What I think is interesting is the way that once women had started talking about these threats, it actually resulted in more threats being made from multiple users creating multiple accounts for the purpose @killcreasynow was one example (suspended now, or else I would not name it and give it the publicity).

It seems that the very act of reporting abuse can trigger more abuse.

I am not for one moment suggesting that people receiving such abuse – be it sexual threats, racist, anti-gay or LGBT abuse, should not act upon it for fear of attracting more. But it appears to be a phenomenon peculiar to Twitter that talking about abuse, as well as garnering support and highlighting the issue, can also lead to one becoming more of a target, clearly adding to the distress.

Which made me ponder why and I think there might be a couple of contributing factors.

Firstly there is Twitter’s amplification effect. Word spreads fast there. abusive attacks in the real world can lead to repeat offences and copycat attacks – an offender hears of an attack and decides he will do something similar, it is a trigger. Just as the Internet unites like-minded communities of those interested in, say, knitting, football, opera, so it connects those who are interested in being abusive.

They see each other’s abusive messages and in their minds it legitimises their behaviour, or at least reduces the risk of detection and prosecution. They think there is safety in numbers.We saw it with those who took to Facebook to incite riots, those who targeted and named sexual offence victims and those who published pictures purporting to be the killers of James Bulger.
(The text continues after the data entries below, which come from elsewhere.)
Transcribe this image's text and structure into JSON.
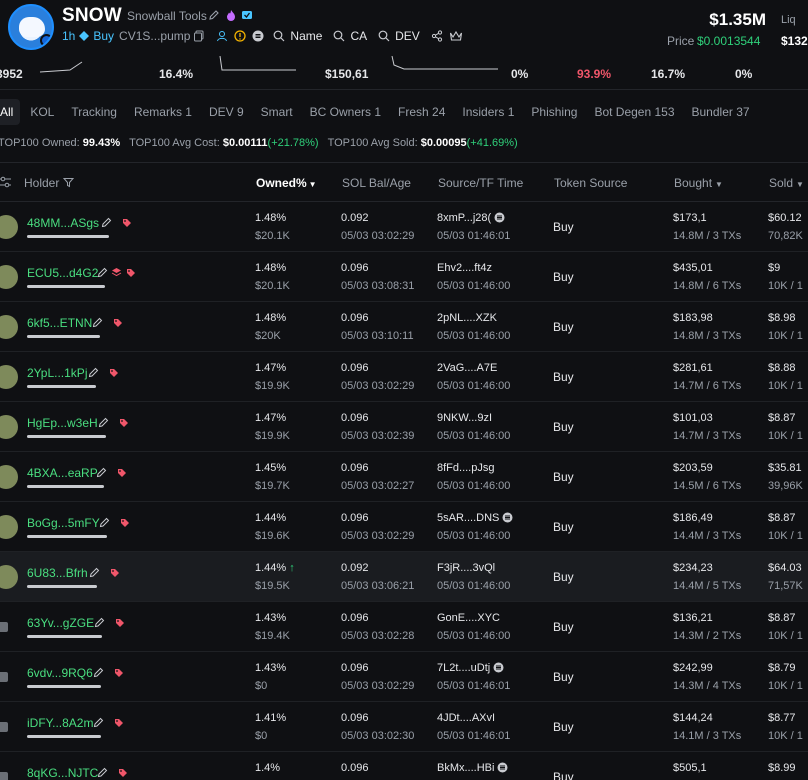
{
  "token": {
    "symbol": "SNOW",
    "name": "Snowball Tools",
    "age": "1h",
    "buy_label": "Buy",
    "contract_short": "CV1S...pump",
    "search_links": [
      "Name",
      "CA",
      "DEV"
    ],
    "market_cap": "$1.35M",
    "liquidity_label": "Liq",
    "liquidity_value": "$132",
    "price_label": "Price",
    "price_value": "$0.0013544"
  },
  "stats_strip": [
    "3952",
    "16.4%",
    "$150,61",
    "0%",
    "93.9%",
    "16.7%",
    "0%"
  ],
  "tabs": [
    "All",
    "KOL",
    "Tracking",
    "Remarks 1",
    "DEV 9",
    "Smart",
    "BC Owners 1",
    "Fresh 24",
    "Insiders 1",
    "Phishing",
    "Bot Degen 153",
    "Bundler 37"
  ],
  "summary": {
    "owned_label": "TOP100 Owned:",
    "owned_value": "99.43%",
    "cost_label": "TOP100 Avg Cost:",
    "cost_value": "$0.00111",
    "cost_change": "(+21.78%)",
    "sold_label": "TOP100 Avg Sold:",
    "sold_value": "$0.00095",
    "sold_change": "(+41.69%)"
  },
  "columns": {
    "holder": "Holder",
    "owned": "Owned%",
    "sol_bal": "SOL Bal/Age",
    "source": "Source/TF Time",
    "token_source": "Token Source",
    "bought": "Bought",
    "sold": "Sold"
  },
  "colors": {
    "accent_green": "#2fd07a",
    "accent_blue": "#49c5ff",
    "tag_pink": "#f0566a"
  },
  "rows": [
    {
      "holder": "48MM...ASgs",
      "owned": "1.48%",
      "owned_usd": "$20.1K",
      "sol": "0.092",
      "age": "05/03 03:02:29",
      "source": "8xmP...j28(",
      "tf": "05/03 01:46:01",
      "token_source": "Buy",
      "bought": "$173,1",
      "bought_sub": "14.8M / 3 TXs",
      "sold": "$60.12",
      "sold_sub": "70,82K"
    },
    {
      "holder": "ECU5...d4G2",
      "owned": "1.48%",
      "owned_usd": "$20.1K",
      "sol": "0.096",
      "age": "05/03 03:08:31",
      "source": "Ehv2....ft4z",
      "tf": "05/03 01:46:00",
      "token_source": "Buy",
      "bought": "$435,01",
      "bought_sub": "14.8M / 6 TXs",
      "sold": "$9",
      "sold_sub": "10K / 1"
    },
    {
      "holder": "6kf5...ETNN",
      "owned": "1.48%",
      "owned_usd": "$20K",
      "sol": "0.096",
      "age": "05/03 03:10:11",
      "source": "2pNL....XZK",
      "tf": "05/03 01:46:00",
      "token_source": "Buy",
      "bought": "$183,98",
      "bought_sub": "14.8M / 3 TXs",
      "sold": "$8.98",
      "sold_sub": "10K / 1"
    },
    {
      "holder": "2YpL...1kPj",
      "owned": "1.47%",
      "owned_usd": "$19.9K",
      "sol": "0.096",
      "age": "05/03 03:02:29",
      "source": "2VaG....A7E",
      "tf": "05/03 01:46:00",
      "token_source": "Buy",
      "bought": "$281,61",
      "bought_sub": "14.7M / 6 TXs",
      "sold": "$8.88",
      "sold_sub": "10K / 1"
    },
    {
      "holder": "HgEp...w3eH",
      "owned": "1.47%",
      "owned_usd": "$19.9K",
      "sol": "0.096",
      "age": "05/03 03:02:39",
      "source": "9NKW...9zI",
      "tf": "05/03 01:46:00",
      "token_source": "Buy",
      "bought": "$101,03",
      "bought_sub": "14.7M / 3 TXs",
      "sold": "$8.87",
      "sold_sub": "10K / 1"
    },
    {
      "holder": "4BXA...eaRP",
      "owned": "1.45%",
      "owned_usd": "$19.7K",
      "sol": "0.096",
      "age": "05/03 03:02:27",
      "source": "8fFd....pJsg",
      "tf": "05/03 01:46:00",
      "token_source": "Buy",
      "bought": "$203,59",
      "bought_sub": "14.5M / 6 TXs",
      "sold": "$35.81",
      "sold_sub": "39,96K"
    },
    {
      "holder": "BoGg...5mFY",
      "owned": "1.44%",
      "owned_usd": "$19.6K",
      "sol": "0.096",
      "age": "05/03 03:02:29",
      "source": "5sAR....DNS",
      "tf": "05/03 01:46:00",
      "token_source": "Buy",
      "bought": "$186,49",
      "bought_sub": "14.4M / 3 TXs",
      "sold": "$8.87",
      "sold_sub": "10K / 1"
    },
    {
      "holder": "6U83...Bfrh",
      "owned": "1.44%",
      "owned_usd": "$19.5K",
      "sol": "0.092",
      "age": "05/03 03:06:21",
      "source": "F3jR....3vQl",
      "tf": "05/03 01:46:00",
      "token_source": "Buy",
      "bought": "$234,23",
      "bought_sub": "14.4M / 5 TXs",
      "sold": "$64.03",
      "sold_sub": "71,57K"
    },
    {
      "holder": "63Yv...gZGE",
      "owned": "1.43%",
      "owned_usd": "$19.4K",
      "sol": "0.096",
      "age": "05/03 03:02:28",
      "source": "GonE....XYC",
      "tf": "05/03 01:46:00",
      "token_source": "Buy",
      "bought": "$136,21",
      "bought_sub": "14.3M / 2 TXs",
      "sold": "$8.87",
      "sold_sub": "10K / 1"
    },
    {
      "holder": "6vdv...9RQ6",
      "owned": "1.43%",
      "owned_usd": "$0",
      "sol": "0.096",
      "age": "05/03 03:02:29",
      "source": "7L2t....uDtj",
      "tf": "05/03 01:46:01",
      "token_source": "Buy",
      "bought": "$242,99",
      "bought_sub": "14.3M / 4 TXs",
      "sold": "$8.79",
      "sold_sub": "10K / 1"
    },
    {
      "holder": "iDFY...8A2m",
      "owned": "1.41%",
      "owned_usd": "$0",
      "sol": "0.096",
      "age": "05/03 03:02:30",
      "source": "4JDt....AXvI",
      "tf": "05/03 01:46:01",
      "token_source": "Buy",
      "bought": "$144,24",
      "bought_sub": "14.1M / 3 TXs",
      "sold": "$8.77",
      "sold_sub": "10K / 1"
    },
    {
      "holder": "8qKG...NJTC",
      "owned": "1.4%",
      "owned_usd": "",
      "sol": "0.096",
      "age": "",
      "source": "BkMx....HBi",
      "tf": "",
      "token_source": "Buy",
      "bought": "$505,1",
      "bought_sub": "",
      "sold": "$8.99",
      "sold_sub": ""
    }
  ]
}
It is only when the police come knocking at their door that they realise their mistake.

The question is the best, the most effective, way to respond to abuse. I’m not sure that responding and retweeting it is the most effective way to deal with it.

These abusers are very often seeking attention and so they target someone with a relatively large number of followers, or a high profile, because they crave the attention, albeit negative, that might attract.
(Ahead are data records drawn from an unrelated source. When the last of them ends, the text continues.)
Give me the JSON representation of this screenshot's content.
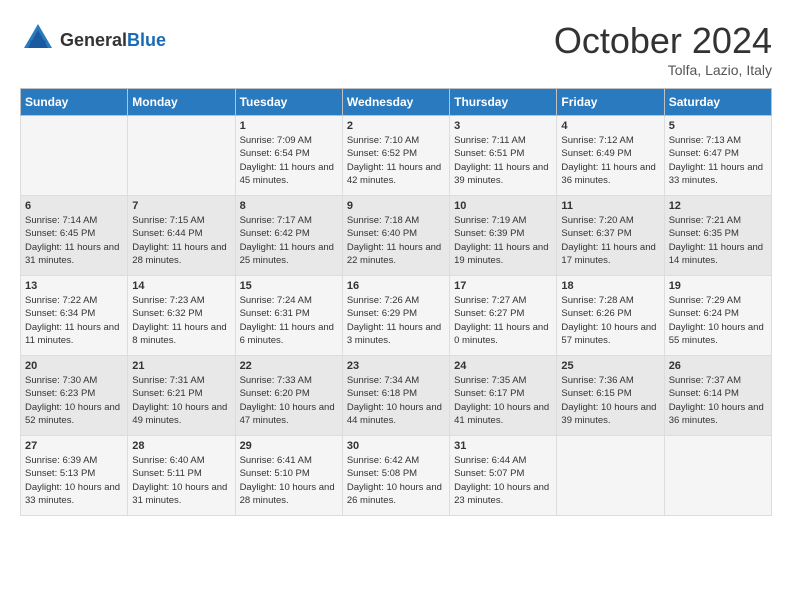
{
  "header": {
    "logo_general": "General",
    "logo_blue": "Blue",
    "month": "October 2024",
    "location": "Tolfa, Lazio, Italy"
  },
  "days_of_week": [
    "Sunday",
    "Monday",
    "Tuesday",
    "Wednesday",
    "Thursday",
    "Friday",
    "Saturday"
  ],
  "weeks": [
    [
      {
        "day": "",
        "content": ""
      },
      {
        "day": "",
        "content": ""
      },
      {
        "day": "1",
        "content": "Sunrise: 7:09 AM\nSunset: 6:54 PM\nDaylight: 11 hours and 45 minutes."
      },
      {
        "day": "2",
        "content": "Sunrise: 7:10 AM\nSunset: 6:52 PM\nDaylight: 11 hours and 42 minutes."
      },
      {
        "day": "3",
        "content": "Sunrise: 7:11 AM\nSunset: 6:51 PM\nDaylight: 11 hours and 39 minutes."
      },
      {
        "day": "4",
        "content": "Sunrise: 7:12 AM\nSunset: 6:49 PM\nDaylight: 11 hours and 36 minutes."
      },
      {
        "day": "5",
        "content": "Sunrise: 7:13 AM\nSunset: 6:47 PM\nDaylight: 11 hours and 33 minutes."
      }
    ],
    [
      {
        "day": "6",
        "content": "Sunrise: 7:14 AM\nSunset: 6:45 PM\nDaylight: 11 hours and 31 minutes."
      },
      {
        "day": "7",
        "content": "Sunrise: 7:15 AM\nSunset: 6:44 PM\nDaylight: 11 hours and 28 minutes."
      },
      {
        "day": "8",
        "content": "Sunrise: 7:17 AM\nSunset: 6:42 PM\nDaylight: 11 hours and 25 minutes."
      },
      {
        "day": "9",
        "content": "Sunrise: 7:18 AM\nSunset: 6:40 PM\nDaylight: 11 hours and 22 minutes."
      },
      {
        "day": "10",
        "content": "Sunrise: 7:19 AM\nSunset: 6:39 PM\nDaylight: 11 hours and 19 minutes."
      },
      {
        "day": "11",
        "content": "Sunrise: 7:20 AM\nSunset: 6:37 PM\nDaylight: 11 hours and 17 minutes."
      },
      {
        "day": "12",
        "content": "Sunrise: 7:21 AM\nSunset: 6:35 PM\nDaylight: 11 hours and 14 minutes."
      }
    ],
    [
      {
        "day": "13",
        "content": "Sunrise: 7:22 AM\nSunset: 6:34 PM\nDaylight: 11 hours and 11 minutes."
      },
      {
        "day": "14",
        "content": "Sunrise: 7:23 AM\nSunset: 6:32 PM\nDaylight: 11 hours and 8 minutes."
      },
      {
        "day": "15",
        "content": "Sunrise: 7:24 AM\nSunset: 6:31 PM\nDaylight: 11 hours and 6 minutes."
      },
      {
        "day": "16",
        "content": "Sunrise: 7:26 AM\nSunset: 6:29 PM\nDaylight: 11 hours and 3 minutes."
      },
      {
        "day": "17",
        "content": "Sunrise: 7:27 AM\nSunset: 6:27 PM\nDaylight: 11 hours and 0 minutes."
      },
      {
        "day": "18",
        "content": "Sunrise: 7:28 AM\nSunset: 6:26 PM\nDaylight: 10 hours and 57 minutes."
      },
      {
        "day": "19",
        "content": "Sunrise: 7:29 AM\nSunset: 6:24 PM\nDaylight: 10 hours and 55 minutes."
      }
    ],
    [
      {
        "day": "20",
        "content": "Sunrise: 7:30 AM\nSunset: 6:23 PM\nDaylight: 10 hours and 52 minutes."
      },
      {
        "day": "21",
        "content": "Sunrise: 7:31 AM\nSunset: 6:21 PM\nDaylight: 10 hours and 49 minutes."
      },
      {
        "day": "22",
        "content": "Sunrise: 7:33 AM\nSunset: 6:20 PM\nDaylight: 10 hours and 47 minutes."
      },
      {
        "day": "23",
        "content": "Sunrise: 7:34 AM\nSunset: 6:18 PM\nDaylight: 10 hours and 44 minutes."
      },
      {
        "day": "24",
        "content": "Sunrise: 7:35 AM\nSunset: 6:17 PM\nDaylight: 10 hours and 41 minutes."
      },
      {
        "day": "25",
        "content": "Sunrise: 7:36 AM\nSunset: 6:15 PM\nDaylight: 10 hours and 39 minutes."
      },
      {
        "day": "26",
        "content": "Sunrise: 7:37 AM\nSunset: 6:14 PM\nDaylight: 10 hours and 36 minutes."
      }
    ],
    [
      {
        "day": "27",
        "content": "Sunrise: 6:39 AM\nSunset: 5:13 PM\nDaylight: 10 hours and 33 minutes."
      },
      {
        "day": "28",
        "content": "Sunrise: 6:40 AM\nSunset: 5:11 PM\nDaylight: 10 hours and 31 minutes."
      },
      {
        "day": "29",
        "content": "Sunrise: 6:41 AM\nSunset: 5:10 PM\nDaylight: 10 hours and 28 minutes."
      },
      {
        "day": "30",
        "content": "Sunrise: 6:42 AM\nSunset: 5:08 PM\nDaylight: 10 hours and 26 minutes."
      },
      {
        "day": "31",
        "content": "Sunrise: 6:44 AM\nSunset: 5:07 PM\nDaylight: 10 hours and 23 minutes."
      },
      {
        "day": "",
        "content": ""
      },
      {
        "day": "",
        "content": ""
      }
    ]
  ]
}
I am not criticising the actions of those who have received abuse. I have never been the victim of such attention myself and far be it from me to tell someone what they should do late at night when they are subject to such vile messages.

The idea of an abuse button may seem attractive, and certainly reporting threatening messages should be a simple matter. But you only have to consider the vast numbers of tweets every hour of the day to realise this would be very difficult to implement effectively.

There are some communities engaged in debates so furious the abuse button would be pressed all the time. Who would begin to sift these messages for the genuinely threatening?

I think first we should see how the law deals with the present situation. Twitter accounts have been reported to the police, one arrest has been made already, other may follow. Before we ask for legislation, let’s see what existing laws can do to tackle this.

This post originally appeared on the David Banks Media Consultancy Blog and is reproduced with permission and thanks